• **Task goal**:
Strip out the pictures and output each remaining line of the data word for word.

Saved data entries:
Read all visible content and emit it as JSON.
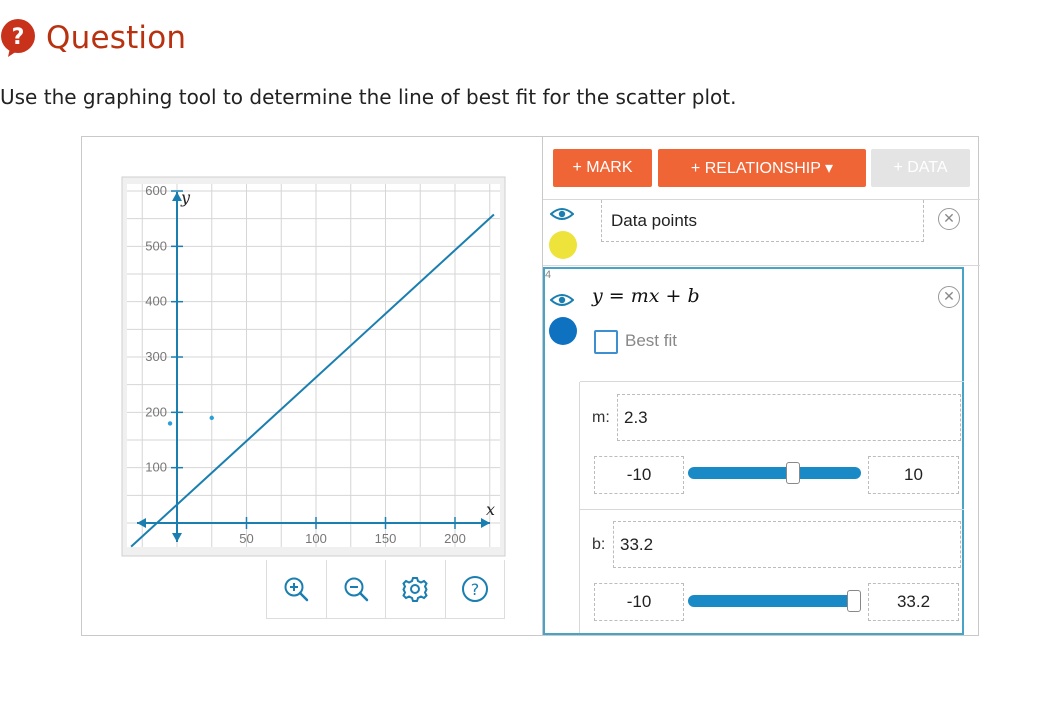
{
  "question": {
    "icon": "question-bubble-icon",
    "title": "Question",
    "text": "Use the graphing tool to determine the line of best fit for the scatter plot."
  },
  "graph": {
    "axis_x_label": "x",
    "axis_y_label": "y",
    "x_ticks": [
      "50",
      "100",
      "150",
      "200"
    ],
    "y_ticks": [
      "600",
      "500",
      "400",
      "300",
      "200",
      "100"
    ],
    "points": [
      [
        -5,
        180
      ],
      [
        25,
        190
      ]
    ],
    "line": {
      "m": 2.3,
      "b": 33.2
    },
    "line_color": "#1a7fb0",
    "tools": [
      "zoom-in-icon",
      "zoom-out-icon",
      "settings-gear-icon",
      "help-icon"
    ]
  },
  "panel": {
    "buttons": {
      "mark": "+ MARK",
      "relationship": "+ RELATIONSHIP ▾",
      "data": "+ DATA"
    },
    "data_row": {
      "label": "Data points",
      "color": "#ede33a"
    },
    "relation_row": {
      "index": "4",
      "equation": "y = mx + b",
      "color": "#0f72c1",
      "best_fit_label": "Best fit",
      "m": {
        "label": "m:",
        "value": "2.3",
        "min": "-10",
        "max": "10",
        "fraction": 0.615
      },
      "b": {
        "label": "b:",
        "value": "33.2",
        "min": "-10",
        "max": "33.2",
        "fraction": 1.0
      }
    },
    "accent_color": "#f06536",
    "selection_color": "#48a3c6"
  }
}
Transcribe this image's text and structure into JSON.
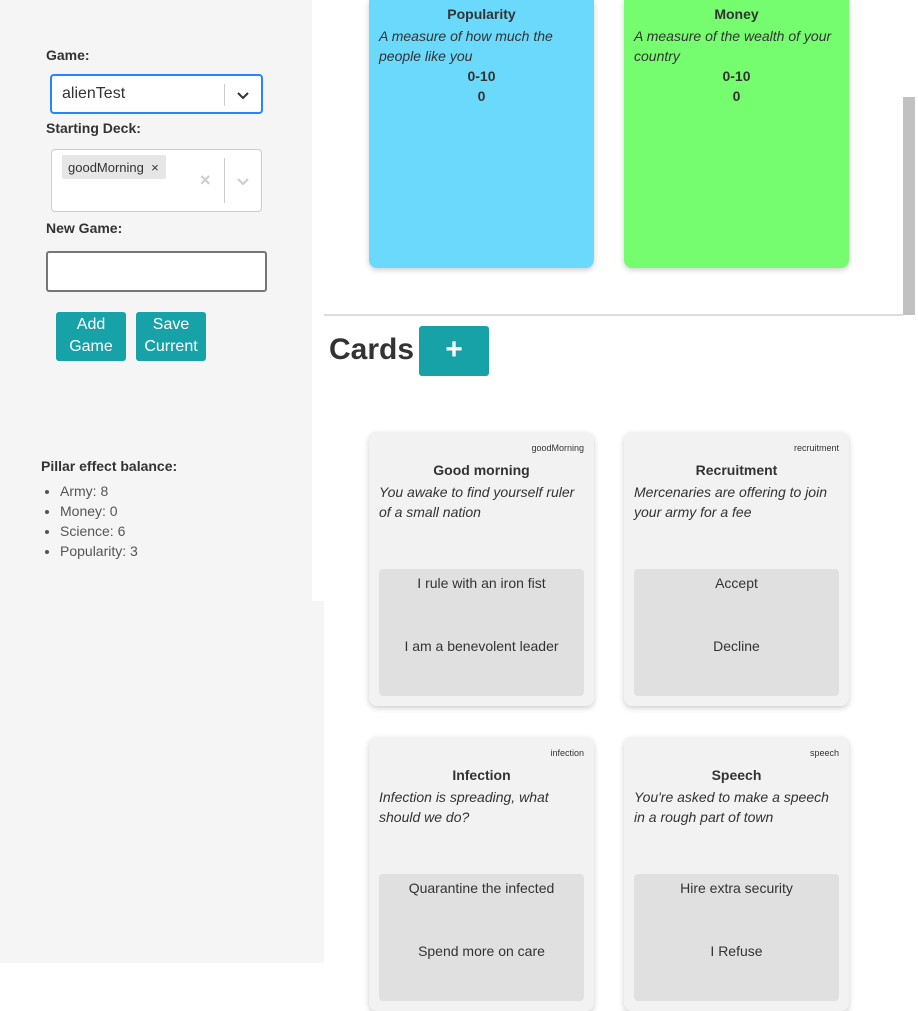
{
  "sidebar": {
    "game_label": "Game:",
    "game_value": "alienTest",
    "deck_label": "Starting Deck:",
    "deck_chip": "goodMorning",
    "new_game_label": "New Game:",
    "new_game_value": "",
    "add_game_label": "Add Game",
    "save_current_label": "Save Current",
    "balance_title": "Pillar effect balance:",
    "balance": [
      "Army: 8",
      "Money: 0",
      "Science: 6",
      "Popularity: 3"
    ]
  },
  "pillars": [
    {
      "title": "Popularity",
      "desc": "A measure of how much the people like you",
      "range": "0-10",
      "value": "0",
      "color": "#6ad9fc"
    },
    {
      "title": "Money",
      "desc": "A measure of the wealth of your country",
      "range": "0-10",
      "value": "0",
      "color": "#75fc6f"
    }
  ],
  "cards_section": {
    "title": "Cards",
    "add_label": "+"
  },
  "cards": [
    {
      "tag": "goodMorning",
      "title": "Good morning",
      "desc": "You awake to find yourself ruler of a small nation",
      "answers": [
        "I rule with an iron fist",
        "I am a benevolent leader"
      ]
    },
    {
      "tag": "recruitment",
      "title": "Recruitment",
      "desc": "Mercenaries are offering to join your army for a fee",
      "answers": [
        "Accept",
        "Decline"
      ]
    },
    {
      "tag": "infection",
      "title": "Infection",
      "desc": "Infection is spreading, what should we do?",
      "answers": [
        "Quarantine the infected",
        "Spend more on care"
      ]
    },
    {
      "tag": "speech",
      "title": "Speech",
      "desc": "You're asked to make a speech in a rough part of town",
      "answers": [
        "Hire extra security",
        "I Refuse"
      ]
    }
  ],
  "colors": {
    "accent": "#17a2a8",
    "focus": "#2684ff"
  }
}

• **Solved exercise**:
Read all visible content and emit it as JSON.
{
  "question": {
    "icon": "question-bubble-icon",
    "title": "Question",
    "text": "Use the graphing tool to determine the line of best fit for the scatter plot."
  },
  "graph": {
    "axis_x_label": "x",
    "axis_y_label": "y",
    "x_ticks": [
      "50",
      "100",
      "150",
      "200"
    ],
    "y_ticks": [
      "600",
      "500",
      "400",
      "300",
      "200",
      "100"
    ],
    "points": [
      [
        -5,
        180
      ],
      [
        25,
        190
      ]
    ],
    "line": {
      "m": 2.3,
      "b": 33.2
    },
    "line_color": "#1a7fb0",
    "tools": [
      "zoom-in-icon",
      "zoom-out-icon",
      "settings-gear-icon",
      "help-icon"
    ]
  },
  "panel": {
    "buttons": {
      "mark": "+ MARK",
      "relationship": "+ RELATIONSHIP ▾",
      "data": "+ DATA"
    },
    "data_row": {
      "label": "Data points",
      "color": "#ede33a"
    },
    "relation_row": {
      "index": "4",
      "equation": "y = mx + b",
      "color": "#0f72c1",
      "best_fit_label": "Best fit",
      "m": {
        "label": "m:",
        "value": "2.3",
        "min": "-10",
        "max": "10",
        "fraction": 0.615
      },
      "b": {
        "label": "b:",
        "value": "33.2",
        "min": "-10",
        "max": "33.2",
        "fraction": 1.0
      }
    },
    "accent_color": "#f06536",
    "selection_color": "#48a3c6"
  }
}
Transcribe this image's text and structure into JSON.
{
  "sidebar": {
    "game_label": "Game:",
    "game_value": "alienTest",
    "deck_label": "Starting Deck:",
    "deck_chip": "goodMorning",
    "new_game_label": "New Game:",
    "new_game_value": "",
    "add_game_label": "Add Game",
    "save_current_label": "Save Current",
    "balance_title": "Pillar effect balance:",
    "balance": [
      "Army: 8",
      "Money: 0",
      "Science: 6",
      "Popularity: 3"
    ]
  },
  "pillars": [
    {
      "title": "Popularity",
      "desc": "A measure of how much the people like you",
      "range": "0-10",
      "value": "0",
      "color": "#6ad9fc"
    },
    {
      "title": "Money",
      "desc": "A measure of the wealth of your country",
      "range": "0-10",
      "value": "0",
      "color": "#75fc6f"
    }
  ],
  "cards_section": {
    "title": "Cards",
    "add_label": "+"
  },
  "cards": [
    {
      "tag": "goodMorning",
      "title": "Good morning",
      "desc": "You awake to find yourself ruler of a small nation",
      "answers": [
        "I rule with an iron fist",
        "I am a benevolent leader"
      ]
    },
    {
      "tag": "recruitment",
      "title": "Recruitment",
      "desc": "Mercenaries are offering to join your army for a fee",
      "answers": [
        "Accept",
        "Decline"
      ]
    },
    {
      "tag": "infection",
      "title": "Infection",
      "desc": "Infection is spreading, what should we do?",
      "answers": [
        "Quarantine the infected",
        "Spend more on care"
      ]
    },
    {
      "tag": "speech",
      "title": "Speech",
      "desc": "You're asked to make a speech in a rough part of town",
      "answers": [
        "Hire extra security",
        "I Refuse"
      ]
    }
  ],
  "colors": {
    "accent": "#17a2a8",
    "focus": "#2684ff"
  }
}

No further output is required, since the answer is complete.